|The view I had while cooking dinner in New Brunswick.|
My family and I have just returned from 19 days away, 8 nights of which were spent tent camping, but almost all 19 of which included vast quantities of time spent outside. Putting on sunscreen and bugspray were daily routines, as we figured we'd always have at least a few hours outside, if not the whole day and night. Thankfully our holiday was spent north and northeast (in Quebec, the Maritimes, and Maine), so the temperatures were mild and (except for a few days too cold or rainy) I loved every minute in the great outdoors.
As we neared the end of our vacation, and began staying in rooms instead of our tent, I actually felt a loss. I might be the only one crazy enough to say it, but I truly preferred a campsite to a hotel room! I know my children felt similarly. My daughter feels like she's been 'gypped' by not having had more tent camping experience in her early childhood. She is jealous of me, knowing that I camped every year as a child.
So what were my thoughts? Here are some reasons we loved our camping experience...
1) While camping, everyone needs to work together to accomplish the most basic tasks. This (ideally) builds teamwork. To be frank, we weren't the best at this, and it often caused angst and fighting. But I know we can do better and regardless, it was good for the kids to learn basic skills and to see that they're needed.
|Ethan and Naomi help unload the rooftop carrier|
|The kids are so happy to arrive at our campground after a long day of driving!|
3) We learned that life can be very simple. My cooking supply box had only the essentials and it was refreshing to cook using minimal dishes and utensils. True, we had to wash those dishes after every meal since there were no extras. But despite the complaints of the children regarding this, I'm sure that we didn't spend any more time hand-washing and drying than we do at home, rinsing, loading and unloading the dishwasher. Rather, we learned to conserve water (since the kids had to fetch it from the spigot, never in our own campsite) and to work speedily and efficiently.
Not only was cooking more simple, so was our fun and our space. The kids got by with the few games and books they'd brought, and weren't distracted by mounds of superfluous toys. Our clothes were limited, our bedding didn't need to be "made up" each day, and there was no space for extra mess. This was especially refreshing when compared to the messy, cluttered home we usually live in.
Most critically, since our cell phones didn't work in Canada and we had to go out of our way to find internet for our laptop, we were almost completely unplugged, which is one of the best ways to be simple and enjoy life moment by moment.
|The kids help Steve put up our brand-new tent.|
4) We were together.

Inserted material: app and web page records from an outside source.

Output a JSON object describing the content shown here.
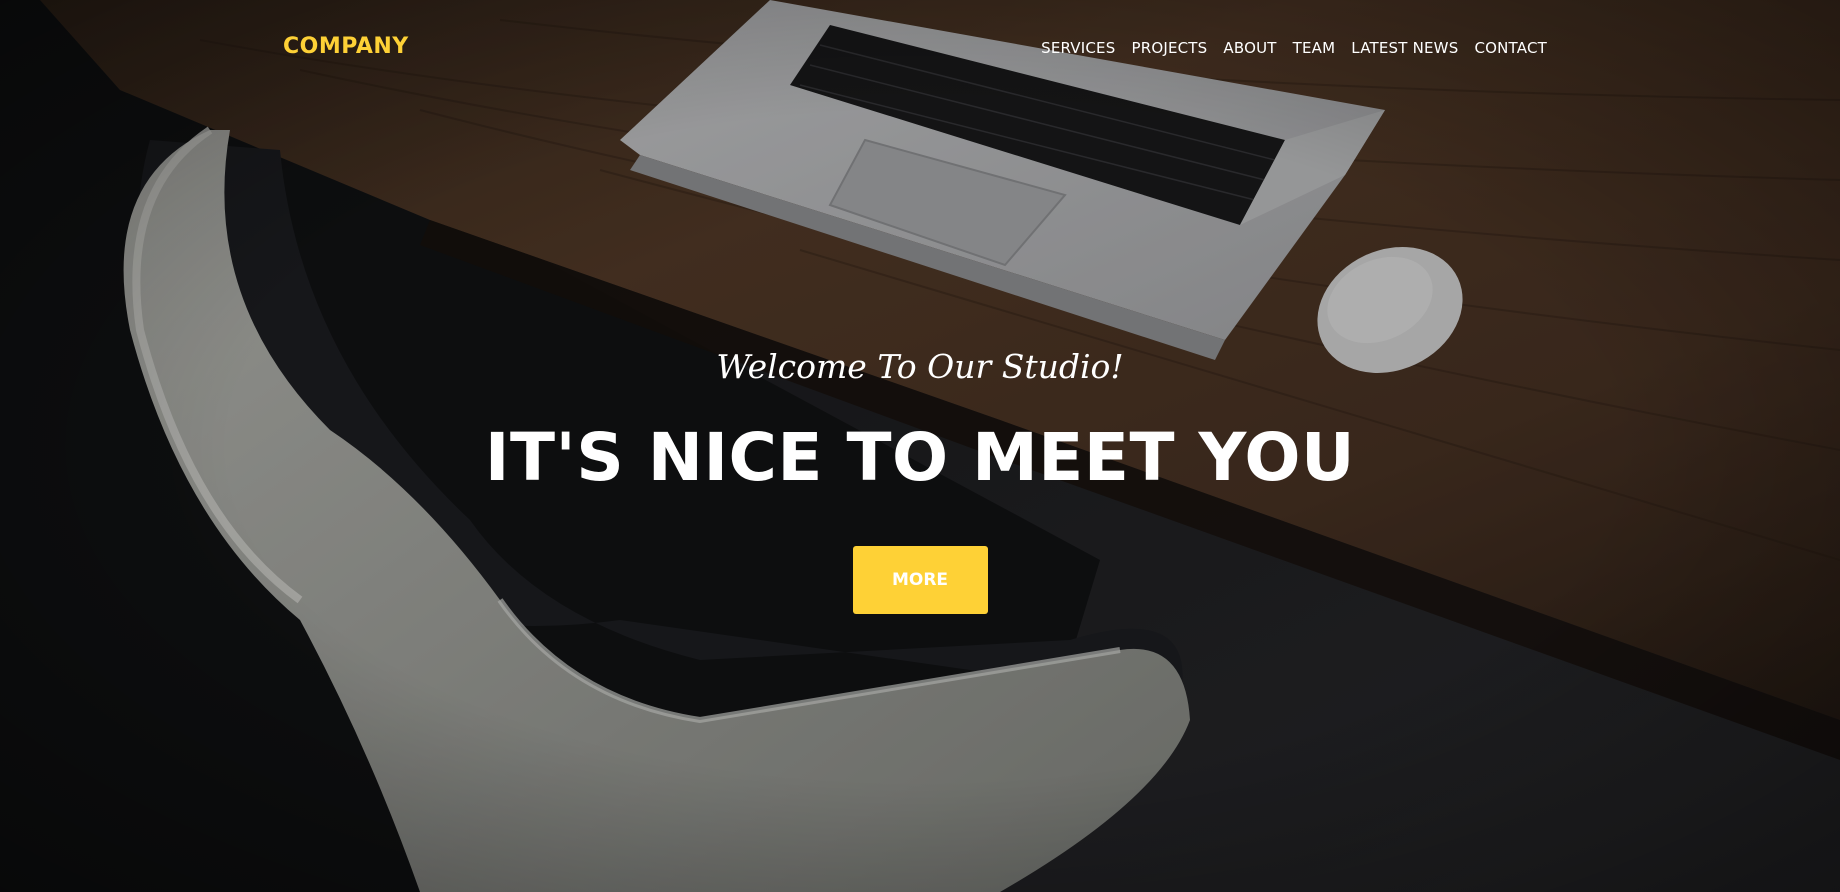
{
  "brand": {
    "name": "COMPANY",
    "color": "#fed136"
  },
  "nav": {
    "items": [
      {
        "label": "SERVICES"
      },
      {
        "label": "PROJECTS"
      },
      {
        "label": "ABOUT"
      },
      {
        "label": "TEAM"
      },
      {
        "label": "LATEST NEWS"
      },
      {
        "label": "CONTACT"
      }
    ]
  },
  "hero": {
    "lead": "Welcome To Our Studio!",
    "heading": "IT'S NICE TO MEET YOU",
    "button_label": "MORE",
    "button_color": "#fed136"
  },
  "background": {
    "icons": [
      "laptop-icon",
      "mouse-icon",
      "chair-icon",
      "desk-icon"
    ]
  }
}
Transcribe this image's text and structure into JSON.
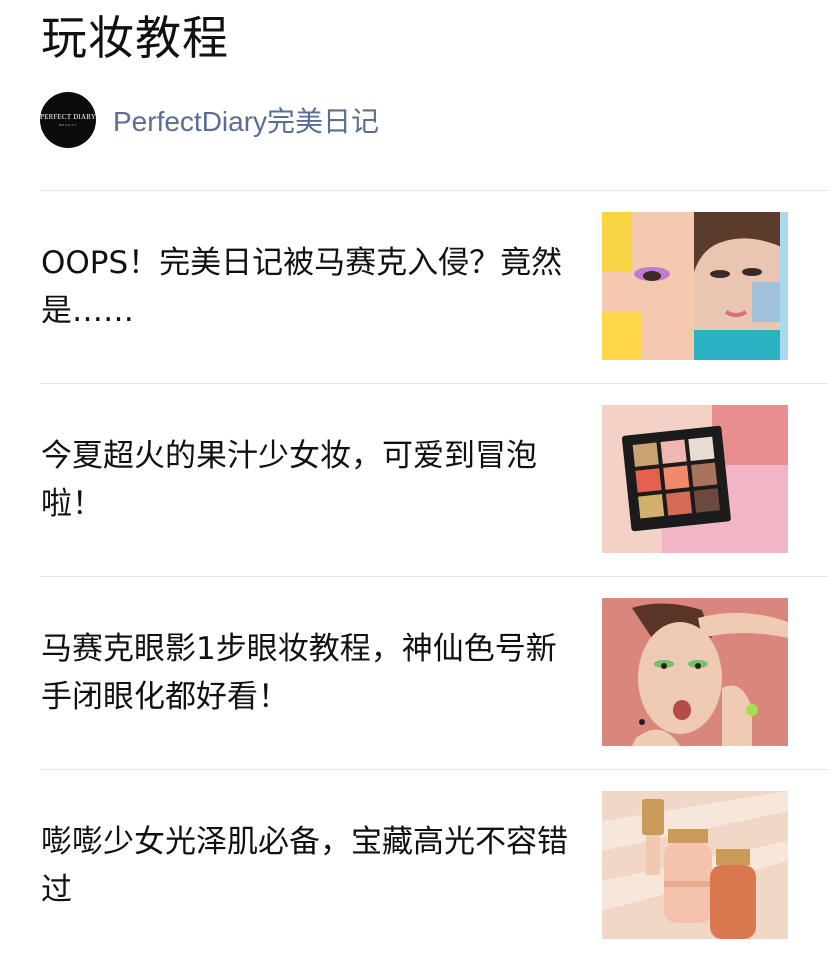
{
  "page": {
    "title": "玩妆教程"
  },
  "account": {
    "avatar_text": "PERFECT DIARY",
    "avatar_sub": "BEAUTY",
    "name": "PerfectDiary完美日记"
  },
  "articles": [
    {
      "title": "OOPS！完美日记被马赛克入侵？竟然是……",
      "thumb": "mosaic-faces-image"
    },
    {
      "title": "今夏超火的果汁少女妆，可爱到冒泡啦！",
      "thumb": "eyeshadow-palette-image"
    },
    {
      "title": "马赛克眼影1步眼妆教程，神仙色号新手闭眼化都好看！",
      "thumb": "model-portrait-image"
    },
    {
      "title": "嘭嘭少女光泽肌必备，宝藏高光不容错过",
      "thumb": "highlighter-bottles-image"
    }
  ]
}
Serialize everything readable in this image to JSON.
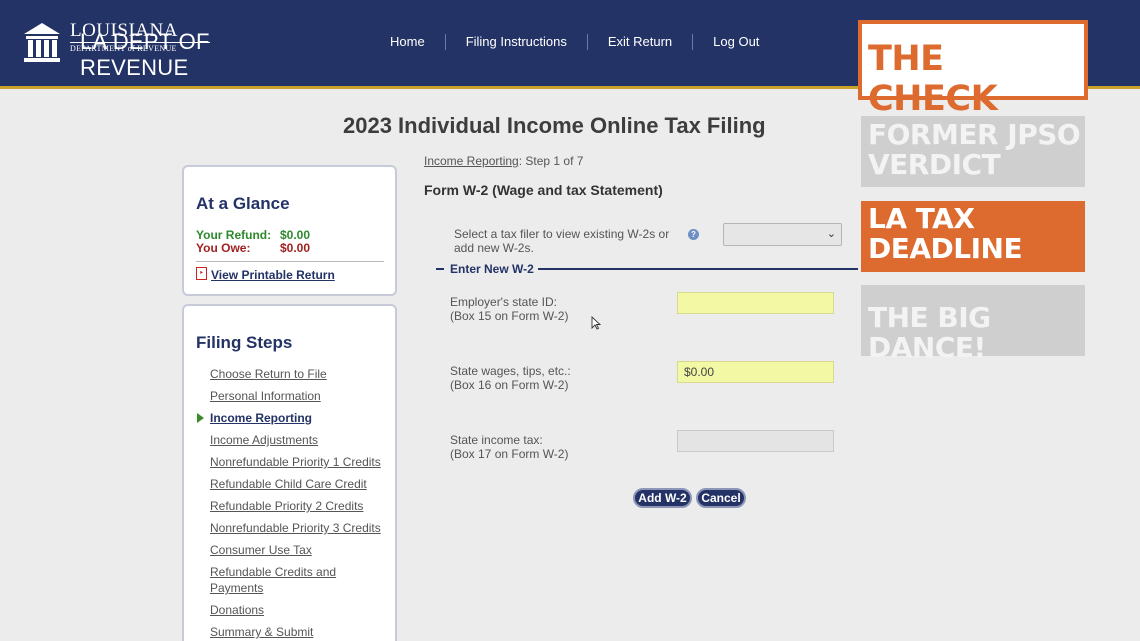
{
  "header": {
    "logo_name": "LOUISIANA",
    "logo_dept": "DEPARTMENT of REVENUE",
    "logo_overlay": "LA DEPT OF REVENUE",
    "nav": [
      "Home",
      "Filing Instructions",
      "Exit Return",
      "Log Out"
    ]
  },
  "page_title": "2023 Individual Income Online Tax Filing",
  "glance": {
    "title": "At a Glance",
    "refund_label": "Your Refund:",
    "refund_value": "$0.00",
    "owe_label": "You Owe:",
    "owe_value": "$0.00",
    "print_label": "View Printable Return"
  },
  "steps": {
    "title": "Filing Steps",
    "items": [
      "Choose Return to File",
      "Personal Information",
      "Income Reporting",
      "Income Adjustments",
      "Nonrefundable Priority 1 Credits",
      "Refundable Child Care Credit",
      "Refundable Priority 2 Credits",
      "Nonrefundable Priority 3 Credits",
      "Consumer Use Tax",
      "Refundable Credits and Payments",
      "Donations",
      "Summary & Submit"
    ],
    "current_index": 2
  },
  "breadcrumb": {
    "link": "Income Reporting",
    "step": ": Step 1 of 7"
  },
  "form": {
    "title": "Form W-2 (Wage and tax Statement)",
    "select_prompt": "Select a tax filer to view existing W-2s or add new W-2s.",
    "help_icon": "?",
    "section_label": "Enter New W-2",
    "employer_id_label": "Employer's state ID:",
    "employer_id_sub": "(Box 15 on Form W-2)",
    "employer_id_value": "",
    "wages_label": "State wages, tips, etc.:",
    "wages_sub": "(Box 16 on Form W-2)",
    "wages_value": "$0.00",
    "tax_label": "State income tax:",
    "tax_sub": "(Box 17 on Form W-2)",
    "tax_value": "",
    "add_button": "Add W-2",
    "cancel_button": "Cancel"
  },
  "overlay": {
    "check": "THE CHECK",
    "tile1": "FORMER JPSO VERDICT",
    "tile2": "LA TAX DEADLINE",
    "tile3": "THE BIG DANCE!"
  },
  "colors": {
    "header_bg": "#243366",
    "accent_orange": "#dd6a2e",
    "refund_green": "#2c8a2c",
    "owe_red": "#a12121",
    "input_yellow": "#f3f8a4"
  }
}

This had its challenges, as I sometimes felt that we were too together. But not usually. At home, even in our small townhouse, we spread out to different rooms, choose different activities, sometimes not talking much and not generally sharing the same experiences. While camping, we shared everything, even going to the bathroom/showers! We went to bed at the same time, got up at similar times, shared in kitchen duties when it was meal time, enjoyed games, drives or hikes together when duties were finished. At night, we read Anne of Green Gables together in the tent. Of course there were many times when we got on each others' nerves, and since we had varying expectations of the 'ideal vacation,' we couldn't always please everyone with our activity choices. But even in that, we learned to give and take. We practiced compromise and (tried to have) positive attitudes. I think that overall, it was a blessing to live life together.
|The kids on the Skyline Trail, in Cape Breton, Nova Scotia.|
* singing folksongs with guitar around a campfire
* meeting interesting and friendly people
* not needing to sweep or vacuum
* not needing to clean bathrooms
* eating s'mores -- enough said!
* freedom for children to run around and get dirty
A few things that were more difficult...
* noise, especially when an untaut tarp is overhead and wind is blowing violently, or when a newcomer drives into the spot right next to your tent at 11 PM and you've already gone to bed
* bathrooms being far away when you desperately have to go, and especially when you have to take your half-asleep child one more time around midnight
* dirt and bugs (if you care -- I chose to just take it in stride)
* most campgrounds now do not let you bring in your own firewood, so campfires were an extra expense and not one we could indulge in every night.
All in all, I'm so grateful to have had those few weeks in Canada, and while appreciative of beds and couchsurfing hosts when we had them, am even more thankful for the nights we camped. God's world is an amazing place and to be part of it was a privilege and a joy.
|Cape Jourimain, New Brunswick|